If you’re encountering the following error due to a forgotten password for your MySQL database, rest assured, you’ve come to the perfect destination for assistance.
Follow along with the article to learn how to reset a forgotten MySQL password on Linux.
|Description||Resetting MySQL Forgotten Password|
|Root or Sudo Privileges||Yes|
|Host System and Architecture||Ubuntu 22.10 (x64)|
|OS Compatibility||Ubuntu, Manjaro, Fedora, etc.|
A Note for Readers
All types of MySQL versions, including the mariadb (an open-source alternative to MySQL) that some distributions ship, have slightly different procedures for changing the MySQL password.
This article will guide you through the process of resetting forgotten passwords for the latest MySQL 8.x versions.
How to Reset a Forgotten MySQL Password on Linux
Kindly be aware that the upcoming steps involve system modifications that require root access or sudo privileges. With this in mind, let’s proceed.
1. Open your terminal and verify your current MySQL version, ensuring it’s 8.x.
$ mysql --version
2. Upon verifying your MySQL version, proceed to stop the MySQL service by executing one of the following commands:
$ sudo systemctl stop mysql #OR $ sudo /etc/init.d/mysql stop
3. Create a new “
mysqld” directory within the “
/var/run” location and grant ownership to the MySQL user via the chown command.
$ sudo mkdir /var/run/mysqld && sudo chown mysql /var/run/mysqld
To be on the safe side, ensure that the ownership of the “
mysqld” directory is changed to the MySQL user by using the ls command. (optional)
$ ls -ld /var/run/mysqld/
4. Start MySQL in safe mode using the “
--skip-grant-tables” parameter. This will deactivate the validation of user privileges and authentication, granting unrestricted connections without the requirement for a valid password.
$ sudo mysqld_safe --skip-grant-tables&
If, for any reason, you come across the following error while proceeding with the aforementioned method:
ERROR 2002 (HY000): Can't connect to local MySQL server through socket '/var/run/mysqld/mysqld.sock' (2)
Ensure to terminate all the active MySQL services by executing the following command:
$ sudo killall -u mysql
5. After starting MySQL in safe mode, open a new terminal session or tab and execute the following command to launch the MySQL console without requiring a password:

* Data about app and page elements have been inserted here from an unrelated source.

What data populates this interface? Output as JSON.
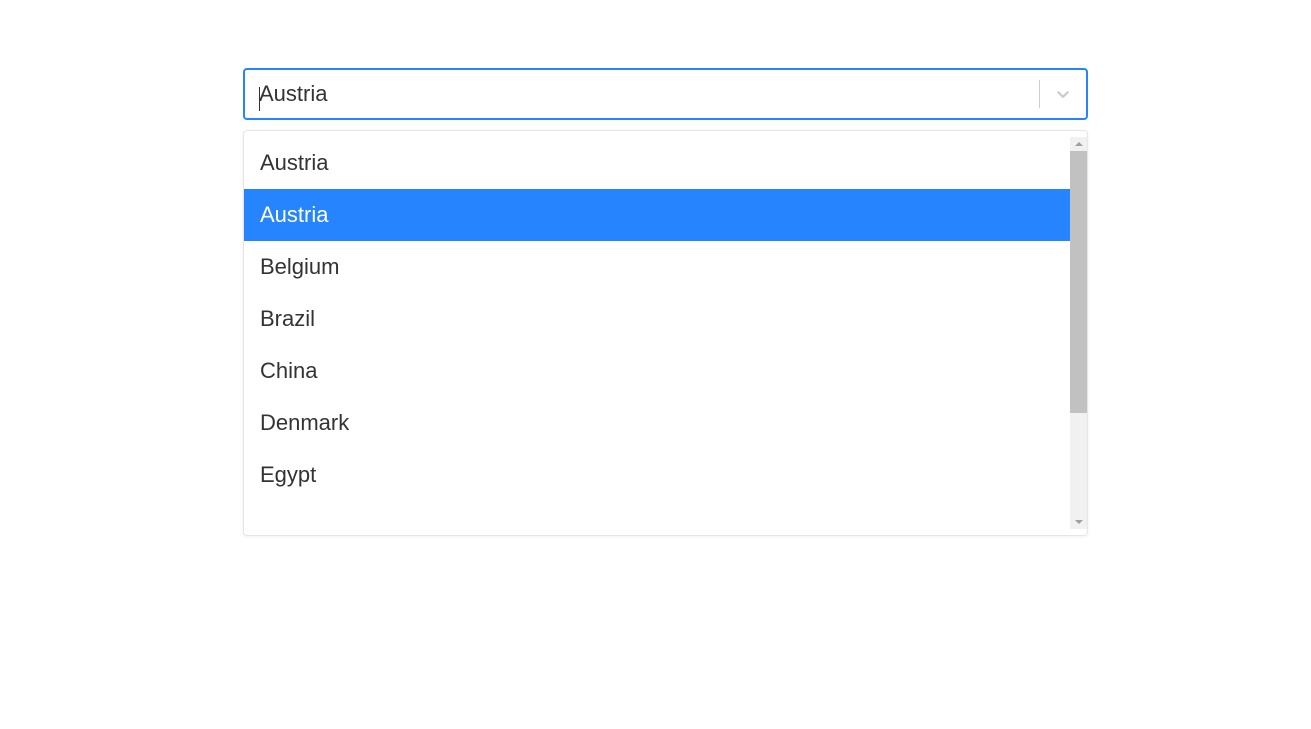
{
  "select": {
    "value": "Austria",
    "highlighted_index": 1,
    "options": [
      "Austria",
      "Austria",
      "Belgium",
      "Brazil",
      "China",
      "Denmark",
      "Egypt"
    ]
  },
  "colors": {
    "accent": "#2684ff",
    "border_gray": "#cccccc",
    "scroll_thumb": "#c1c1c1",
    "scroll_track": "#f1f1f1"
  },
  "scrollbar": {
    "thumb_top_pct": 0,
    "thumb_height_pct": 72
  }
}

$ sudo mysql -u root mysql
Congratulations! You’ve gained access to the MySQL console without requiring a password. Your next step is to proceed with resetting your forgotten password.
6. Once you gain access to the MySQL console, execute the following command to reset the password for the MySQL user “
root” by setting its authentication string to “
mysql> UPDATE mysql.user SET authentication_string=null WHERE User='root'; mysql> FLUSH PRIVILEGES;
7. After successfully resetting the MySQL user “
root” password to “
null“, proceed by using the following command to set a new password for the root user.
new_password” field with your preferred password choice.
mysql> ALTER USER 'root'@'localhost' IDENTIFIED WITH caching_sha2_password BY 'new_password'; mysql> FLUSH PRIVILEGES;
8. Finally, exit the MySQL console by entering the following command:
After successfully following the preceding steps, you can now move on to the next section, where you’ll be able to access your MySQL console using the newly set password.
Access MySQL with a New Password
The first step after resetting your MySQL password is to terminate all the active MySQL processes and restart the MySQL service by using the following commands:
$ sudo killall -u mysql $ sudo systemctl start mysql
At long last, the highly anticipated moment arrives: you can now access your MySQL user root account by logging in using the recently updated password you’ve chosen.
$ mysql -u root -p
I hope this guide helped you reset the MySQL user root password. However, if you have a question or encounter an error that is not mentioned in this article, feel free to tell us in the comment section.
Till then, peace!